(TASK): Each record must be retyped in full. No character may differ.

(DATA IN THIS EXERCISE):
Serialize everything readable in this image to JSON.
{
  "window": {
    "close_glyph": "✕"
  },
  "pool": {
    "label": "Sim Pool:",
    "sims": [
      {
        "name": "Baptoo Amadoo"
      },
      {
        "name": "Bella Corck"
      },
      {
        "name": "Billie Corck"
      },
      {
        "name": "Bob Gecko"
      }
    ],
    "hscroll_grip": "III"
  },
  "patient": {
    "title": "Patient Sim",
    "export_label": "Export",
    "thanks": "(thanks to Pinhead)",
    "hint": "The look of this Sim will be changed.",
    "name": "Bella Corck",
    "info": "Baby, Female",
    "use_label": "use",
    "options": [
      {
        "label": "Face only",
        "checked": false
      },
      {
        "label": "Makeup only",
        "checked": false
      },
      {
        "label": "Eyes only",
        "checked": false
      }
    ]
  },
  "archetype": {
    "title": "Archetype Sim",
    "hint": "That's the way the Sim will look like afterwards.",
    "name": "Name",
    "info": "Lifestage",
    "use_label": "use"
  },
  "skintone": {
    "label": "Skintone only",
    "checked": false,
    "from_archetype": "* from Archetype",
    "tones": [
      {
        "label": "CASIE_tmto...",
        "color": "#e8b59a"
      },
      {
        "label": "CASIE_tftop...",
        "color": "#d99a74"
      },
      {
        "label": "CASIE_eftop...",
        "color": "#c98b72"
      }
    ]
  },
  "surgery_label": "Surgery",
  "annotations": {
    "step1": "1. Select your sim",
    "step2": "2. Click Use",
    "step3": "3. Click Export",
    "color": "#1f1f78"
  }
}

(SOLUTION TO THIS EXERCISE):
Serialize everything readable in this image to JSON.
{
  "window": {
    "close_glyph": "✕"
  },
  "pool": {
    "label": "Sim Pool:",
    "sims": [
      {
        "name": "Baptoo Amadoo"
      },
      {
        "name": "Bella Corck"
      },
      {
        "name": "Billie Corck"
      },
      {
        "name": "Bob Gecko"
      }
    ],
    "hscroll_grip": "III"
  },
  "patient": {
    "title": "Patient Sim",
    "export_label": "Export",
    "thanks": "(thanks to Pinhead)",
    "hint": "The look of this Sim will be changed.",
    "name": "Bella Corck",
    "info": "Baby, Female",
    "use_label": "use",
    "options": [
      {
        "label": "Face only",
        "checked": false
      },
      {
        "label": "Makeup only",
        "checked": false
      },
      {
        "label": "Eyes only",
        "checked": false
      }
    ]
  },
  "archetype": {
    "title": "Archetype Sim",
    "hint": "That's the way the Sim will look like afterwards.",
    "name": "Name",
    "info": "Lifestage",
    "use_label": "use"
  },
  "skintone": {
    "label": "Skintone only",
    "checked": false,
    "from_archetype": "* from Archetype",
    "tones": [
      {
        "label": "CASIE_tmto...",
        "color": "#e8b59a"
      },
      {
        "label": "CASIE_tftop...",
        "color": "#d99a74"
      },
      {
        "label": "CASIE_eftop...",
        "color": "#c98b72"
      }
    ]
  },
  "surgery_label": "Surgery",
  "annotations": {
    "step1": "1. Select your sim",
    "step2": "2. Click Use",
    "step3": "3. Click Export",
    "color": "#1f1f78"
  }
}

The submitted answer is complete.